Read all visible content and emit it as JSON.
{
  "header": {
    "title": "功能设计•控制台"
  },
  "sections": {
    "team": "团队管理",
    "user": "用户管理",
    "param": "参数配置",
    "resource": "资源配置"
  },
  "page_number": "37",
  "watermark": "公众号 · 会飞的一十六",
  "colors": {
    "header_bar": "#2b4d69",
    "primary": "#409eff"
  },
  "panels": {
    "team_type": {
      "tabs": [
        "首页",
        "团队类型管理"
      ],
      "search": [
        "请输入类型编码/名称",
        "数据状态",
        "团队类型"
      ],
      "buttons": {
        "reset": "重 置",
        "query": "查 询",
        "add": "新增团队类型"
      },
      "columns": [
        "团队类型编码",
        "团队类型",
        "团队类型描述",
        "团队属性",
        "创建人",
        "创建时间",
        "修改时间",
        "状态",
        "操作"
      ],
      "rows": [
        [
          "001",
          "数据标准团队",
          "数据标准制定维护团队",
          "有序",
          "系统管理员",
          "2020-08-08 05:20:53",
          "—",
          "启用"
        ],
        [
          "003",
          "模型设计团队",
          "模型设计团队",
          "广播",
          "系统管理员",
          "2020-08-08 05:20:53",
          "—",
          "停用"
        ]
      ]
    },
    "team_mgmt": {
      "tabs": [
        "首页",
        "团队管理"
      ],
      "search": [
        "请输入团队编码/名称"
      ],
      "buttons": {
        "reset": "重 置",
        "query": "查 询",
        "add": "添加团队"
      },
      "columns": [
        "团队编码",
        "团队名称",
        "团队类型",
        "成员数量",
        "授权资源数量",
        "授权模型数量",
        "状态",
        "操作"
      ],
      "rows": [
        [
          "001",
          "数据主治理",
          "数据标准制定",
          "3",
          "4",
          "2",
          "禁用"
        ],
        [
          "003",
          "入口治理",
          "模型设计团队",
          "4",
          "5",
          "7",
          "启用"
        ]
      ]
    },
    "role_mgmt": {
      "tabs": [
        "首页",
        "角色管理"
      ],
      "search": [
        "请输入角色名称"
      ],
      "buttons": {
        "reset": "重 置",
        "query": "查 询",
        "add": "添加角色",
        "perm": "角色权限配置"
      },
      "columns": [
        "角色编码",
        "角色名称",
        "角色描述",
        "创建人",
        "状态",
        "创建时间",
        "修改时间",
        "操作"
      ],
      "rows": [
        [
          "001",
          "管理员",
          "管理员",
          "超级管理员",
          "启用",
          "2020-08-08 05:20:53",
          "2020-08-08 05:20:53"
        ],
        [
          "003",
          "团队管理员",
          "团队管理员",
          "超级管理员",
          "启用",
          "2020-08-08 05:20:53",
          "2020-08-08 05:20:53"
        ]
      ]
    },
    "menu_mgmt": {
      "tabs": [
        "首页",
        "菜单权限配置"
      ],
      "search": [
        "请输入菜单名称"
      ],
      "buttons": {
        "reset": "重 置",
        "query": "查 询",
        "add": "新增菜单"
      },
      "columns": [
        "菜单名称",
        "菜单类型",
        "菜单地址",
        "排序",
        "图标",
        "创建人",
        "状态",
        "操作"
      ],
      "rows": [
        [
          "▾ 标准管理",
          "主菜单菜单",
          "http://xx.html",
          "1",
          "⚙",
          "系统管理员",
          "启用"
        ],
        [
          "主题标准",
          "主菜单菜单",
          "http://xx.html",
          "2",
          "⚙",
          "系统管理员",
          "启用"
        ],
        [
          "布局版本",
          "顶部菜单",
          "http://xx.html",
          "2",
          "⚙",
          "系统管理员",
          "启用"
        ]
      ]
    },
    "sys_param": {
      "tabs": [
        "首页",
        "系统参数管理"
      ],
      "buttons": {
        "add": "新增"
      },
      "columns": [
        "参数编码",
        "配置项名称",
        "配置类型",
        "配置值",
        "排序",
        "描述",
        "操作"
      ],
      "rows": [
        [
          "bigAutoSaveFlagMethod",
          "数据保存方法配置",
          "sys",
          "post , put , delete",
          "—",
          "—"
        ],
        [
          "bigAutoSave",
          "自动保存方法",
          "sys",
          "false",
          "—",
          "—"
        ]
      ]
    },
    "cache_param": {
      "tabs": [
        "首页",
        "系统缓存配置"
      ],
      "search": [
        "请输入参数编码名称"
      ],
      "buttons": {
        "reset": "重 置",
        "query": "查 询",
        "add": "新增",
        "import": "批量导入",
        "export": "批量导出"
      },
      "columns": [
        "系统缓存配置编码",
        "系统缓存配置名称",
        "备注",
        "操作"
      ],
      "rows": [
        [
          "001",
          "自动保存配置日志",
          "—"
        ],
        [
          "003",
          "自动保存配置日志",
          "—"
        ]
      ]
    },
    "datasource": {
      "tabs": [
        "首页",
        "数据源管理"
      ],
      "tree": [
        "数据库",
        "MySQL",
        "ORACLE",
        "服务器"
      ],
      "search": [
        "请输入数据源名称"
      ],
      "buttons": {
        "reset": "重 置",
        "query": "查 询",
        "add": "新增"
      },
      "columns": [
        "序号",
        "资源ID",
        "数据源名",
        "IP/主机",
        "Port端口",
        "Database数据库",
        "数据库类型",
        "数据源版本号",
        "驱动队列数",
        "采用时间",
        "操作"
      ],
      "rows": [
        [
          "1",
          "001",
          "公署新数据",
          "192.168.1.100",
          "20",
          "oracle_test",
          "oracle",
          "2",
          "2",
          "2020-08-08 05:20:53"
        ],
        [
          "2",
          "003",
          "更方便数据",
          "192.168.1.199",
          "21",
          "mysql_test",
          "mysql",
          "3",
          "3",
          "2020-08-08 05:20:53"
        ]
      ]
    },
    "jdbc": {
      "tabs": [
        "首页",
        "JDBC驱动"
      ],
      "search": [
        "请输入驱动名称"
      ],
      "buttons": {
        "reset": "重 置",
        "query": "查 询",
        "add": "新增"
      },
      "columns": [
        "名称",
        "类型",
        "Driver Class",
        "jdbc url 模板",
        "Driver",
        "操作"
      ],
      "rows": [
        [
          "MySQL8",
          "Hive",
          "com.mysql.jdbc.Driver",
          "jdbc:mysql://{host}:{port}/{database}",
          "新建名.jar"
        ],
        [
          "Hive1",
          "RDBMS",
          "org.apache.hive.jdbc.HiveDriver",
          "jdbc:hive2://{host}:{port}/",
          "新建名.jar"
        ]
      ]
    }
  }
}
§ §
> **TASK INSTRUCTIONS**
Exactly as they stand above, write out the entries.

> **EXERCISE RESULT**
Read all visible content and emit it as JSON.
{
  "header": {
    "title": "功能设计•控制台"
  },
  "sections": {
    "team": "团队管理",
    "user": "用户管理",
    "param": "参数配置",
    "resource": "资源配置"
  },
  "page_number": "37",
  "watermark": "公众号 · 会飞的一十六",
  "colors": {
    "header_bar": "#2b4d69",
    "primary": "#409eff"
  },
  "panels": {
    "team_type": {
      "tabs": [
        "首页",
        "团队类型管理"
      ],
      "search": [
        "请输入类型编码/名称",
        "数据状态",
        "团队类型"
      ],
      "buttons": {
        "reset": "重 置",
        "query": "查 询",
        "add": "新增团队类型"
      },
      "columns": [
        "团队类型编码",
        "团队类型",
        "团队类型描述",
        "团队属性",
        "创建人",
        "创建时间",
        "修改时间",
        "状态",
        "操作"
      ],
      "rows": [
        [
          "001",
          "数据标准团队",
          "数据标准制定维护团队",
          "有序",
          "系统管理员",
          "2020-08-08 05:20:53",
          "—",
          "启用"
        ],
        [
          "003",
          "模型设计团队",
          "模型设计团队",
          "广播",
          "系统管理员",
          "2020-08-08 05:20:53",
          "—",
          "停用"
        ]
      ]
    },
    "team_mgmt": {
      "tabs": [
        "首页",
        "团队管理"
      ],
      "search": [
        "请输入团队编码/名称"
      ],
      "buttons": {
        "reset": "重 置",
        "query": "查 询",
        "add": "添加团队"
      },
      "columns": [
        "团队编码",
        "团队名称",
        "团队类型",
        "成员数量",
        "授权资源数量",
        "授权模型数量",
        "状态",
        "操作"
      ],
      "rows": [
        [
          "001",
          "数据主治理",
          "数据标准制定",
          "3",
          "4",
          "2",
          "禁用"
        ],
        [
          "003",
          "入口治理",
          "模型设计团队",
          "4",
          "5",
          "7",
          "启用"
        ]
      ]
    },
    "role_mgmt": {
      "tabs": [
        "首页",
        "角色管理"
      ],
      "search": [
        "请输入角色名称"
      ],
      "buttons": {
        "reset": "重 置",
        "query": "查 询",
        "add": "添加角色",
        "perm": "角色权限配置"
      },
      "columns": [
        "角色编码",
        "角色名称",
        "角色描述",
        "创建人",
        "状态",
        "创建时间",
        "修改时间",
        "操作"
      ],
      "rows": [
        [
          "001",
          "管理员",
          "管理员",
          "超级管理员",
          "启用",
          "2020-08-08 05:20:53",
          "2020-08-08 05:20:53"
        ],
        [
          "003",
          "团队管理员",
          "团队管理员",
          "超级管理员",
          "启用",
          "2020-08-08 05:20:53",
          "2020-08-08 05:20:53"
        ]
      ]
    },
    "menu_mgmt": {
      "tabs": [
        "首页",
        "菜单权限配置"
      ],
      "search": [
        "请输入菜单名称"
      ],
      "buttons": {
        "reset": "重 置",
        "query": "查 询",
        "add": "新增菜单"
      },
      "columns": [
        "菜单名称",
        "菜单类型",
        "菜单地址",
        "排序",
        "图标",
        "创建人",
        "状态",
        "操作"
      ],
      "rows": [
        [
          "▾ 标准管理",
          "主菜单菜单",
          "http://xx.html",
          "1",
          "⚙",
          "系统管理员",
          "启用"
        ],
        [
          "主题标准",
          "主菜单菜单",
          "http://xx.html",
          "2",
          "⚙",
          "系统管理员",
          "启用"
        ],
        [
          "布局版本",
          "顶部菜单",
          "http://xx.html",
          "2",
          "⚙",
          "系统管理员",
          "启用"
        ]
      ]
    },
    "sys_param": {
      "tabs": [
        "首页",
        "系统参数管理"
      ],
      "buttons": {
        "add": "新增"
      },
      "columns": [
        "参数编码",
        "配置项名称",
        "配置类型",
        "配置值",
        "排序",
        "描述",
        "操作"
      ],
      "rows": [
        [
          "bigAutoSaveFlagMethod",
          "数据保存方法配置",
          "sys",
          "post , put , delete",
          "—",
          "—"
        ],
        [
          "bigAutoSave",
          "自动保存方法",
          "sys",
          "false",
          "—",
          "—"
        ]
      ]
    },
    "cache_param": {
      "tabs": [
        "首页",
        "系统缓存配置"
      ],
      "search": [
        "请输入参数编码名称"
      ],
      "buttons": {
        "reset": "重 置",
        "query": "查 询",
        "add": "新增",
        "import": "批量导入",
        "export": "批量导出"
      },
      "columns": [
        "系统缓存配置编码",
        "系统缓存配置名称",
        "备注",
        "操作"
      ],
      "rows": [
        [
          "001",
          "自动保存配置日志",
          "—"
        ],
        [
          "003",
          "自动保存配置日志",
          "—"
        ]
      ]
    },
    "datasource": {
      "tabs": [
        "首页",
        "数据源管理"
      ],
      "tree": [
        "数据库",
        "MySQL",
        "ORACLE",
        "服务器"
      ],
      "search": [
        "请输入数据源名称"
      ],
      "buttons": {
        "reset": "重 置",
        "query": "查 询",
        "add": "新增"
      },
      "columns": [
        "序号",
        "资源ID",
        "数据源名",
        "IP/主机",
        "Port端口",
        "Database数据库",
        "数据库类型",
        "数据源版本号",
        "驱动队列数",
        "采用时间",
        "操作"
      ],
      "rows": [
        [
          "1",
          "001",
          "公署新数据",
          "192.168.1.100",
          "20",
          "oracle_test",
          "oracle",
          "2",
          "2",
          "2020-08-08 05:20:53"
        ],
        [
          "2",
          "003",
          "更方便数据",
          "192.168.1.199",
          "21",
          "mysql_test",
          "mysql",
          "3",
          "3",
          "2020-08-08 05:20:53"
        ]
      ]
    },
    "jdbc": {
      "tabs": [
        "首页",
        "JDBC驱动"
      ],
      "search": [
        "请输入驱动名称"
      ],
      "buttons": {
        "reset": "重 置",
        "query": "查 询",
        "add": "新增"
      },
      "columns": [
        "名称",
        "类型",
        "Driver Class",
        "jdbc url 模板",
        "Driver",
        "操作"
      ],
      "rows": [
        [
          "MySQL8",
          "Hive",
          "com.mysql.jdbc.Driver",
          "jdbc:mysql://{host}:{port}/{database}",
          "新建名.jar"
        ],
        [
          "Hive1",
          "RDBMS",
          "org.apache.hive.jdbc.HiveDriver",
          "jdbc:hive2://{host}:{port}/",
          "新建名.jar"
        ]
      ]
    }
  }
}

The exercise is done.